Gross motor skills are the abilities usually acquired during infancy and early childhood as part of a child’s motor development. By the time they reach two years of age, almost all children are able to stand up, walk and run, walk up stairs, etc. These skills are built upon, improved and better controlled throughout early childhood, and continue in refinement throughout most of the individual’s years of development into adulthood. These gross movements come from large muscle groups and whole body movement.
Examples of Gross Motor Skills:
My eldest is only three so I’ve got plenty of time to work with him on developing the skills he doesn’t have. Also, keep in mind that all children develop differently, so if your child doesn’t have these skills yet and is older than four and a half, you may just want to set aside a little time to coach and teach them.
Since I blog and I’m very active in the blogging community I visit a bunch of blogs that feature crafts, sensory bins, and educational activities for children under age 5. I love all the wonderful ideas but I can’t do everything I see online and I want to be intentional about the activities I do spend time doing.
I think these assessment charts will help me focus our activities so I can spend time strengthening my son’s skills in the areas where he has weaknesses and not over-do in the areas where his skills are already strong. Just click the image below and you can print this chart from your home computer.
One area where I see the need for improvement is “runs, gallops, skips without falling.” My three year old was born at thirty weeks and as a preemie has a tendency to be “high tone.” From The Essential Guide for Parents of Preemies, “another abnormality often seen in preemies is high muscle tone in their legs, causing them to keep their knees stiff, toes pointed, and hips rigid.” So my son walks and runs a bit on his tip toes and doesn’t use his heels as much as other children I’ve seen.
Skills for Preschool Teachers suggests playing games where we practice walking on our heels and try to gallop or skip. My son loves physical activity so playing this sort of game will be fun for him.
This also meets the criteria of “movement” from the Montessori Preschool Planning post I wrote previously.
These assessment charts are helpful for me as a mom because I tend to be so cautious about my children that I forget that they need basic skills like cutting with scissors or a knife. I’ll probably hold off on anything sharp until my eldest is at least four, but the chart is a reminder that at some point I’m going to need to take the time to teach him how to cut things safely.
This are just some examples of ways that these assessment charts could be used.
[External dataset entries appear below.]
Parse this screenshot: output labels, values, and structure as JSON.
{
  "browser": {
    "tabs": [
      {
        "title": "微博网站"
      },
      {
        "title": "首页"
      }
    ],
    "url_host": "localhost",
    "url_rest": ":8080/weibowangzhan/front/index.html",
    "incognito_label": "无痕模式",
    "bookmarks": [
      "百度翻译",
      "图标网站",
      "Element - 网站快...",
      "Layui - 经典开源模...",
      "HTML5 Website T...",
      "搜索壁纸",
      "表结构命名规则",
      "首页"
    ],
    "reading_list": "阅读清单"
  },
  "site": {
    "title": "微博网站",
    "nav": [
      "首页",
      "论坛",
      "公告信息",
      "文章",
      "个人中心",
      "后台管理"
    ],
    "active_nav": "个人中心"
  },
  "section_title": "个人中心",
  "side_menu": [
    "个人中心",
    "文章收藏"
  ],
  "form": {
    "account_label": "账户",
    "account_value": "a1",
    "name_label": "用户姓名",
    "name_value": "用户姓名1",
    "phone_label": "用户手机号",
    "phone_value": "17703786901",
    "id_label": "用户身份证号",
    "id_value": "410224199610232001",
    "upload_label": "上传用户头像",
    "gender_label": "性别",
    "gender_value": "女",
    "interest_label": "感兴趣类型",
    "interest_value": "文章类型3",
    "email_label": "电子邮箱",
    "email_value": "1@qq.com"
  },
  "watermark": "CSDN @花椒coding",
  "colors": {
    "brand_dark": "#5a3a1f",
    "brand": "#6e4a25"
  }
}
Hopefully this will be helpful to anyone reading this blog. You can now cross-reference the developmental areas of Montessori with where your preschooler is at developmentally with these assessment charts.
Some other categories for assessment include:
- Small and Large Motor Skills
- Creative Movement and Curiosity
- Cognitive Concepts
- Listening and Speaking Skills for Teachers
- Reading Behaviors
- Writing Behaviors
- Self-Help Skills
- Social Skills
I’ll be blogging about some of the other skills as we progress.
If you found this post helpful I’d love to hear from you in the comments. You can also help my blog grow by liking my Facebook page at: HappyandBlessedHome.
Thanks for stopping by Happy and Blessed Home.
In His Grip,
I link to over 100 parties a week. Additional links can be found at my Link Party Page.
To leave a comment on any post, click the headline of the post and it will take you to a page where you can leave a comment at the bottom of the post.
If you would like to have Happy and Blessed Home delivered to your inbox, simply click here: Subscribe to Happy and Blessed Home by Email